■ Try it
The answer must be every entry, retyped without a single difference.

The records below:

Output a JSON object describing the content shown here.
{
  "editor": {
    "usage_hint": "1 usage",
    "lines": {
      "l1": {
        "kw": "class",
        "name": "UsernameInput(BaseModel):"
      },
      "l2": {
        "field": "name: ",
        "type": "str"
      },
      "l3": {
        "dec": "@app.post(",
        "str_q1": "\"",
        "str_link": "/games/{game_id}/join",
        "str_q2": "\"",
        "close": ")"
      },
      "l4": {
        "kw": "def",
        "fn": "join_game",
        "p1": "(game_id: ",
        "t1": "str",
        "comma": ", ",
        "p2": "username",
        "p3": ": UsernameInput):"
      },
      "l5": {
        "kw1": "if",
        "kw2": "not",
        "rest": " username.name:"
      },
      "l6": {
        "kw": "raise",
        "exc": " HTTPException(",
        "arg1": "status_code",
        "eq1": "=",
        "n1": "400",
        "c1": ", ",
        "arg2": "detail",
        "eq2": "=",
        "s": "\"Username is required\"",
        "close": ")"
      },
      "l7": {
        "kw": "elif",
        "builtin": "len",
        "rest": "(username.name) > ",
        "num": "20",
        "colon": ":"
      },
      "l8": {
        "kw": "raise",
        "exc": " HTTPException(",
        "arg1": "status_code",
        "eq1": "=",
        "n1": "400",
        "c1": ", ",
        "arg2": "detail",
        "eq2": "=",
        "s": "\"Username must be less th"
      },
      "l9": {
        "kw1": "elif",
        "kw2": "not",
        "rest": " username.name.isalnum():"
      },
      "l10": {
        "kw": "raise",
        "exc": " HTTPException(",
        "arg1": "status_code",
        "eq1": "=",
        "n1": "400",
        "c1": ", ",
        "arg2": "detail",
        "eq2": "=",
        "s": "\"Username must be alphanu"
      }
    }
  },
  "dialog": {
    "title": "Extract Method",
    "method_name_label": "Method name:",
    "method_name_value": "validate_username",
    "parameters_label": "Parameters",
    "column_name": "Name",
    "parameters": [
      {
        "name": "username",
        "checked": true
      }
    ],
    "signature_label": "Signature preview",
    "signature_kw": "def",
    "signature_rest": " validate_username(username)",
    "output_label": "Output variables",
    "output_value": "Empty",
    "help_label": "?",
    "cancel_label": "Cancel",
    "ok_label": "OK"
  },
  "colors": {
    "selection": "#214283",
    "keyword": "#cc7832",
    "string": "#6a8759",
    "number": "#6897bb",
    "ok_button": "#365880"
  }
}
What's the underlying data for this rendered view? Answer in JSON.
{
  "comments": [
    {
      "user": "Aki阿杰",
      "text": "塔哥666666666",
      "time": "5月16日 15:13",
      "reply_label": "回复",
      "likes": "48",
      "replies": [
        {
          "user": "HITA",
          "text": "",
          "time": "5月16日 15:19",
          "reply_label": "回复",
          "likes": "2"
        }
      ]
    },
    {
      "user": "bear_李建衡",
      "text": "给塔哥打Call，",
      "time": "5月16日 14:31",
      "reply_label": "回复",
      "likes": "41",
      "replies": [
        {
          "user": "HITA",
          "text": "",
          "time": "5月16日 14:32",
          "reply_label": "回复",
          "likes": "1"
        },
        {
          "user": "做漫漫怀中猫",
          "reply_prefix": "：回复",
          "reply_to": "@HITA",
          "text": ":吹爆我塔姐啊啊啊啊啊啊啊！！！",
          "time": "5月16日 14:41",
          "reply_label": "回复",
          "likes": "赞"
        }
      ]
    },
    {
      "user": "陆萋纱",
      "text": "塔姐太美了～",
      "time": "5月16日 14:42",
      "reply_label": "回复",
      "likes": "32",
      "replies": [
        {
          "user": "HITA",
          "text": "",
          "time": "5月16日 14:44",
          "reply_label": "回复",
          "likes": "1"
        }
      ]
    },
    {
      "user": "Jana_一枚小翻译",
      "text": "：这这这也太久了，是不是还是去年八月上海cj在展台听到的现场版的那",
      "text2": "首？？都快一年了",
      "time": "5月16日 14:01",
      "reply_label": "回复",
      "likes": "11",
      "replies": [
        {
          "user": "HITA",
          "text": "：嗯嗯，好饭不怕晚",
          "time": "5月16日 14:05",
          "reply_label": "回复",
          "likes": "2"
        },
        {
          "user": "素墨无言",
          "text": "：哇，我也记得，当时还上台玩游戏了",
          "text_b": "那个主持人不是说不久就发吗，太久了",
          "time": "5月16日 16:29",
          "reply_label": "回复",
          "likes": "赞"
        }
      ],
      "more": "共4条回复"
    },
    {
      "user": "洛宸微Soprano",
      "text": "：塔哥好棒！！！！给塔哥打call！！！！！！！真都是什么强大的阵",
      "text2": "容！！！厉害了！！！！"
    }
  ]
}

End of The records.

■ Expected output
Output a JSON object describing the content shown here.
{
  "editor": {
    "usage_hint": "1 usage",
    "lines": {
      "l1": {
        "kw": "class",
        "name": "UsernameInput(BaseModel):"
      },
      "l2": {
        "field": "name: ",
        "type": "str"
      },
      "l3": {
        "dec": "@app.post(",
        "str_q1": "\"",
        "str_link": "/games/{game_id}/join",
        "str_q2": "\"",
        "close": ")"
      },
      "l4": {
        "kw": "def",
        "fn": "join_game",
        "p1": "(game_id: ",
        "t1": "str",
        "comma": ", ",
        "p2": "username",
        "p3": ": UsernameInput):"
      },
      "l5": {
        "kw1": "if",
        "kw2": "not",
        "rest": " username.name:"
      },
      "l6": {
        "kw": "raise",
        "exc": " HTTPException(",
        "arg1": "status_code",
        "eq1": "=",
        "n1": "400",
        "c1": ", ",
        "arg2": "detail",
        "eq2": "=",
        "s": "\"Username is required\"",
        "close": ")"
      },
      "l7": {
        "kw": "elif",
        "builtin": "len",
        "rest": "(username.name) > ",
        "num": "20",
        "colon": ":"
      },
      "l8": {
        "kw": "raise",
        "exc": " HTTPException(",
        "arg1": "status_code",
        "eq1": "=",
        "n1": "400",
        "c1": ", ",
        "arg2": "detail",
        "eq2": "=",
        "s": "\"Username must be less th"
      },
      "l9": {
        "kw1": "elif",
        "kw2": "not",
        "rest": " username.name.isalnum():"
      },
      "l10": {
        "kw": "raise",
        "exc": " HTTPException(",
        "arg1": "status_code",
        "eq1": "=",
        "n1": "400",
        "c1": ", ",
        "arg2": "detail",
        "eq2": "=",
        "s": "\"Username must be alphanu"
      }
    }
  },
  "dialog": {
    "title": "Extract Method",
    "method_name_label": "Method name:",
    "method_name_value": "validate_username",
    "parameters_label": "Parameters",
    "column_name": "Name",
    "parameters": [
      {
        "name": "username",
        "checked": true
      }
    ],
    "signature_label": "Signature preview",
    "signature_kw": "def",
    "signature_rest": " validate_username(username)",
    "output_label": "Output variables",
    "output_value": "Empty",
    "help_label": "?",
    "cancel_label": "Cancel",
    "ok_label": "OK"
  },
  "colors": {
    "selection": "#214283",
    "keyword": "#cc7832",
    "string": "#6a8759",
    "number": "#6897bb",
    "ok_button": "#365880"
  }
}
What's the underlying data for this rendered view? Answer in JSON.
{
  "comments": [
    {
      "user": "Aki阿杰",
      "text": "塔哥666666666",
      "time": "5月16日 15:13",
      "reply_label": "回复",
      "likes": "48",
      "replies": [
        {
          "user": "HITA",
          "text": "",
          "time": "5月16日 15:19",
          "reply_label": "回复",
          "likes": "2"
        }
      ]
    },
    {
      "user": "bear_李建衡",
      "text": "给塔哥打Call，",
      "time": "5月16日 14:31",
      "reply_label": "回复",
      "likes": "41",
      "replies": [
        {
          "user": "HITA",
          "text": "",
          "time": "5月16日 14:32",
          "reply_label": "回复",
          "likes": "1"
        },
        {
          "user": "做漫漫怀中猫",
          "reply_prefix": "：回复",
          "reply_to": "@HITA",
          "text": ":吹爆我塔姐啊啊啊啊啊啊啊！！！",
          "time": "5月16日 14:41",
          "reply_label": "回复",
          "likes": "赞"
        }
      ]
    },
    {
      "user": "陆萋纱",
      "text": "塔姐太美了～",
      "time": "5月16日 14:42",
      "reply_label": "回复",
      "likes": "32",
      "replies": [
        {
          "user": "HITA",
          "text": "",
          "time": "5月16日 14:44",
          "reply_label": "回复",
          "likes": "1"
        }
      ]
    },
    {
      "user": "Jana_一枚小翻译",
      "text": "：这这这也太久了，是不是还是去年八月上海cj在展台听到的现场版的那",
      "text2": "首？？都快一年了",
      "time": "5月16日 14:01",
      "reply_label": "回复",
      "likes": "11",
      "replies": [
        {
          "user": "HITA",
          "text": "：嗯嗯，好饭不怕晚",
          "time": "5月16日 14:05",
          "reply_label": "回复",
          "likes": "2"
        },
        {
          "user": "素墨无言",
          "text": "：哇，我也记得，当时还上台玩游戏了",
          "text_b": "那个主持人不是说不久就发吗，太久了",
          "time": "5月16日 16:29",
          "reply_label": "回复",
          "likes": "赞"
        }
      ],
      "more": "共4条回复"
    },
    {
      "user": "洛宸微Soprano",
      "text": "：塔哥好棒！！！！给塔哥打call！！！！！！！真都是什么强大的阵",
      "text2": "容！！！厉害了！！！！"
    }
  ]
}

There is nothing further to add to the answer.